> [Your task]:
Retype all of the records precisely.

####

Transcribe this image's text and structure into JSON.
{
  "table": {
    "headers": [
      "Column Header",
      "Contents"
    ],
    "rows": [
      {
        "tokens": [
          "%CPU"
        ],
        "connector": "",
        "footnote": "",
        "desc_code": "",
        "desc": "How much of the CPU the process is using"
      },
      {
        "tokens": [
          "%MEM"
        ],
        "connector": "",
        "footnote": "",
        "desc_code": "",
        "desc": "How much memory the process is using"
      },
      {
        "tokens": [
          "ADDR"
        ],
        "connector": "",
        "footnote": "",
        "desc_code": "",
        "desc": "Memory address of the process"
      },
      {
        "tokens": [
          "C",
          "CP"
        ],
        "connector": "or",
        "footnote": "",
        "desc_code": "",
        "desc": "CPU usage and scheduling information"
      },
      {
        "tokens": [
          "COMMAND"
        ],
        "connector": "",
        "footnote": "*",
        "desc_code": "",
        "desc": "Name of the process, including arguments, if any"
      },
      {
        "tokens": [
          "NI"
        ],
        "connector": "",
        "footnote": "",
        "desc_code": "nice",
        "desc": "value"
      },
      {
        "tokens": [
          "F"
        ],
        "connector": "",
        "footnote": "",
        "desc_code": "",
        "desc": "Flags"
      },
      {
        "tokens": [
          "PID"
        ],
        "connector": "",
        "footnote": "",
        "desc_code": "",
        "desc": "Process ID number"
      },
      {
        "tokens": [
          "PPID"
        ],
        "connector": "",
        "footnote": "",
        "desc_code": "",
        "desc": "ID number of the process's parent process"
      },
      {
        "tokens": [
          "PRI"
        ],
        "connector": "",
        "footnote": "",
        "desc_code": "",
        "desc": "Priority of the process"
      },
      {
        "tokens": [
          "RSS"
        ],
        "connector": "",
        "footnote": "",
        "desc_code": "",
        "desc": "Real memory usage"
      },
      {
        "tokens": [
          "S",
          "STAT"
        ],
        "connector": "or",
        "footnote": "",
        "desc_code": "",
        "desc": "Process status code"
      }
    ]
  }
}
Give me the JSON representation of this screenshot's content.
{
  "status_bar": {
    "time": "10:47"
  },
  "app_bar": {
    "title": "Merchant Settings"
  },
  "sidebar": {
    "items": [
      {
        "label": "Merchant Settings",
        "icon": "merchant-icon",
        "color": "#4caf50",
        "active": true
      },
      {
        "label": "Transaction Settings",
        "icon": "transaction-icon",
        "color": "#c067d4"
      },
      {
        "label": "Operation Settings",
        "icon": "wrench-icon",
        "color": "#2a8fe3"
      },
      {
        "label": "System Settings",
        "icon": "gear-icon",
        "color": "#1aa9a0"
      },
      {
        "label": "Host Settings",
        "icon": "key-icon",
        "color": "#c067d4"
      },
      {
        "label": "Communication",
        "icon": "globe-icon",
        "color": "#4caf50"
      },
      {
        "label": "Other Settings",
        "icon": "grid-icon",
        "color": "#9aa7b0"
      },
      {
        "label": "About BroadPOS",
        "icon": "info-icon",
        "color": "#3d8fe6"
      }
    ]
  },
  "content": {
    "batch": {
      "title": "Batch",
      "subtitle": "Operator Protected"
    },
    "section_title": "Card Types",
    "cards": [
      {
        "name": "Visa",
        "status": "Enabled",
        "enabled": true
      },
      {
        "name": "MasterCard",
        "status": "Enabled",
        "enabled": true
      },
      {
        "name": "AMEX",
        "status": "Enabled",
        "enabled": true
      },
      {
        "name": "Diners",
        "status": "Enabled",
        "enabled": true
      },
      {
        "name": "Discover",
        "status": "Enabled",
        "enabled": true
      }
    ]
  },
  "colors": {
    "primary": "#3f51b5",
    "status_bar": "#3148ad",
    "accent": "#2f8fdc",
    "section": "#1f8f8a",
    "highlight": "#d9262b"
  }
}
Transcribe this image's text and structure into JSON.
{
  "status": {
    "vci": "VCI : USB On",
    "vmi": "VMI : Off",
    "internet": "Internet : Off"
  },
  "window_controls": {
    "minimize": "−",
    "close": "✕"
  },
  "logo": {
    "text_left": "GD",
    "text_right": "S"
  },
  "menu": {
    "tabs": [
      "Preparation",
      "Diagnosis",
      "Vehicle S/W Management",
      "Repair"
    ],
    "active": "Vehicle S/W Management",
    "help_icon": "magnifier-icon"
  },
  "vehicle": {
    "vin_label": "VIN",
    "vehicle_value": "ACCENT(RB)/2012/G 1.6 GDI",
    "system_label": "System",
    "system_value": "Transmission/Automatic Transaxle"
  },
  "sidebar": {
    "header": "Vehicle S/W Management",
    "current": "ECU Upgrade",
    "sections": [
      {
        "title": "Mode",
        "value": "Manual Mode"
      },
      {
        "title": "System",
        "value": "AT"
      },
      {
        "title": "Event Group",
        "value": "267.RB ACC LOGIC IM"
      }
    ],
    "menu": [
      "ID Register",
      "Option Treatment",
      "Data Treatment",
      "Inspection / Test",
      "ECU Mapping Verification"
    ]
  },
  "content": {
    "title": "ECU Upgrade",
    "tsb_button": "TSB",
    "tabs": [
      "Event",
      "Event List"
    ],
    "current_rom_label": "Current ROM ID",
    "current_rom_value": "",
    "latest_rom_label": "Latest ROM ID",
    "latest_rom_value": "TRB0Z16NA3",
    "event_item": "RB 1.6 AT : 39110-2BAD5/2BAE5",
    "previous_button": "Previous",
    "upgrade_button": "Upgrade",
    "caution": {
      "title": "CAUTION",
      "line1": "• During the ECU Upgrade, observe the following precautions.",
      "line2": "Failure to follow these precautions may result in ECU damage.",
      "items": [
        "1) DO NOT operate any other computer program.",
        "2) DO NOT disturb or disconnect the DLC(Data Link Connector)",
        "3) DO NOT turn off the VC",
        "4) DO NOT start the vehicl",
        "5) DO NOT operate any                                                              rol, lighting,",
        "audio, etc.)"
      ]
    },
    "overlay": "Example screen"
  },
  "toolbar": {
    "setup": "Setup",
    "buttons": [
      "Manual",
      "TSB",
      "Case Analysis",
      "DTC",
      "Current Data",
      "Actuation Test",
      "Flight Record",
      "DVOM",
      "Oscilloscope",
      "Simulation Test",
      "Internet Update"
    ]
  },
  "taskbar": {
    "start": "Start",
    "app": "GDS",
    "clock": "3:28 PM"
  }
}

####

> [Your response]:
Transcribe this image's text and structure into JSON.
{
  "table": {
    "headers": [
      "Column Header",
      "Contents"
    ],
    "rows": [
      {
        "tokens": [
          "%CPU"
        ],
        "connector": "",
        "footnote": "",
        "desc_code": "",
        "desc": "How much of the CPU the process is using"
      },
      {
        "tokens": [
          "%MEM"
        ],
        "connector": "",
        "footnote": "",
        "desc_code": "",
        "desc": "How much memory the process is using"
      },
      {
        "tokens": [
          "ADDR"
        ],
        "connector": "",
        "footnote": "",
        "desc_code": "",
        "desc": "Memory address of the process"
      },
      {
        "tokens": [
          "C",
          "CP"
        ],
        "connector": "or",
        "footnote": "",
        "desc_code": "",
        "desc": "CPU usage and scheduling information"
      },
      {
        "tokens": [
          "COMMAND"
        ],
        "connector": "",
        "footnote": "*",
        "desc_code": "",
        "desc": "Name of the process, including arguments, if any"
      },
      {
        "tokens": [
          "NI"
        ],
        "connector": "",
        "footnote": "",
        "desc_code": "nice",
        "desc": "value"
      },
      {
        "tokens": [
          "F"
        ],
        "connector": "",
        "footnote": "",
        "desc_code": "",
        "desc": "Flags"
      },
      {
        "tokens": [
          "PID"
        ],
        "connector": "",
        "footnote": "",
        "desc_code": "",
        "desc": "Process ID number"
      },
      {
        "tokens": [
          "PPID"
        ],
        "connector": "",
        "footnote": "",
        "desc_code": "",
        "desc": "ID number of the process's parent process"
      },
      {
        "tokens": [
          "PRI"
        ],
        "connector": "",
        "footnote": "",
        "desc_code": "",
        "desc": "Priority of the process"
      },
      {
        "tokens": [
          "RSS"
        ],
        "connector": "",
        "footnote": "",
        "desc_code": "",
        "desc": "Real memory usage"
      },
      {
        "tokens": [
          "S",
          "STAT"
        ],
        "connector": "or",
        "footnote": "",
        "desc_code": "",
        "desc": "Process status code"
      }
    ]
  }
}
Give me the JSON representation of this screenshot's content.
{
  "status_bar": {
    "time": "10:47"
  },
  "app_bar": {
    "title": "Merchant Settings"
  },
  "sidebar": {
    "items": [
      {
        "label": "Merchant Settings",
        "icon": "merchant-icon",
        "color": "#4caf50",
        "active": true
      },
      {
        "label": "Transaction Settings",
        "icon": "transaction-icon",
        "color": "#c067d4"
      },
      {
        "label": "Operation Settings",
        "icon": "wrench-icon",
        "color": "#2a8fe3"
      },
      {
        "label": "System Settings",
        "icon": "gear-icon",
        "color": "#1aa9a0"
      },
      {
        "label": "Host Settings",
        "icon": "key-icon",
        "color": "#c067d4"
      },
      {
        "label": "Communication",
        "icon": "globe-icon",
        "color": "#4caf50"
      },
      {
        "label": "Other Settings",
        "icon": "grid-icon",
        "color": "#9aa7b0"
      },
      {
        "label": "About BroadPOS",
        "icon": "info-icon",
        "color": "#3d8fe6"
      }
    ]
  },
  "content": {
    "batch": {
      "title": "Batch",
      "subtitle": "Operator Protected"
    },
    "section_title": "Card Types",
    "cards": [
      {
        "name": "Visa",
        "status": "Enabled",
        "enabled": true
      },
      {
        "name": "MasterCard",
        "status": "Enabled",
        "enabled": true
      },
      {
        "name": "AMEX",
        "status": "Enabled",
        "enabled": true
      },
      {
        "name": "Diners",
        "status": "Enabled",
        "enabled": true
      },
      {
        "name": "Discover",
        "status": "Enabled",
        "enabled": true
      }
    ]
  },
  "colors": {
    "primary": "#3f51b5",
    "status_bar": "#3148ad",
    "accent": "#2f8fdc",
    "section": "#1f8f8a",
    "highlight": "#d9262b"
  }
}
Transcribe this image's text and structure into JSON.
{
  "status": {
    "vci": "VCI : USB On",
    "vmi": "VMI : Off",
    "internet": "Internet : Off"
  },
  "window_controls": {
    "minimize": "−",
    "close": "✕"
  },
  "logo": {
    "text_left": "GD",
    "text_right": "S"
  },
  "menu": {
    "tabs": [
      "Preparation",
      "Diagnosis",
      "Vehicle S/W Management",
      "Repair"
    ],
    "active": "Vehicle S/W Management",
    "help_icon": "magnifier-icon"
  },
  "vehicle": {
    "vin_label": "VIN",
    "vehicle_value": "ACCENT(RB)/2012/G 1.6 GDI",
    "system_label": "System",
    "system_value": "Transmission/Automatic Transaxle"
  },
  "sidebar": {
    "header": "Vehicle S/W Management",
    "current": "ECU Upgrade",
    "sections": [
      {
        "title": "Mode",
        "value": "Manual Mode"
      },
      {
        "title": "System",
        "value": "AT"
      },
      {
        "title": "Event Group",
        "value": "267.RB ACC LOGIC IM"
      }
    ],
    "menu": [
      "ID Register",
      "Option Treatment",
      "Data Treatment",
      "Inspection / Test",
      "ECU Mapping Verification"
    ]
  },
  "content": {
    "title": "ECU Upgrade",
    "tsb_button": "TSB",
    "tabs": [
      "Event",
      "Event List"
    ],
    "current_rom_label": "Current ROM ID",
    "current_rom_value": "",
    "latest_rom_label": "Latest ROM ID",
    "latest_rom_value": "TRB0Z16NA3",
    "event_item": "RB 1.6 AT : 39110-2BAD5/2BAE5",
    "previous_button": "Previous",
    "upgrade_button": "Upgrade",
    "caution": {
      "title": "CAUTION",
      "line1": "• During the ECU Upgrade, observe the following precautions.",
      "line2": "Failure to follow these precautions may result in ECU damage.",
      "items": [
        "1) DO NOT operate any other computer program.",
        "2) DO NOT disturb or disconnect the DLC(Data Link Connector)",
        "3) DO NOT turn off the VC",
        "4) DO NOT start the vehicl",
        "5) DO NOT operate any                                                              rol, lighting,",
        "audio, etc.)"
      ]
    },
    "overlay": "Example screen"
  },
  "toolbar": {
    "setup": "Setup",
    "buttons": [
      "Manual",
      "TSB",
      "Case Analysis",
      "DTC",
      "Current Data",
      "Actuation Test",
      "Flight Record",
      "DVOM",
      "Oscilloscope",
      "Simulation Test",
      "Internet Update"
    ]
  },
  "taskbar": {
    "start": "Start",
    "app": "GDS",
    "clock": "3:28 PM"
  }
}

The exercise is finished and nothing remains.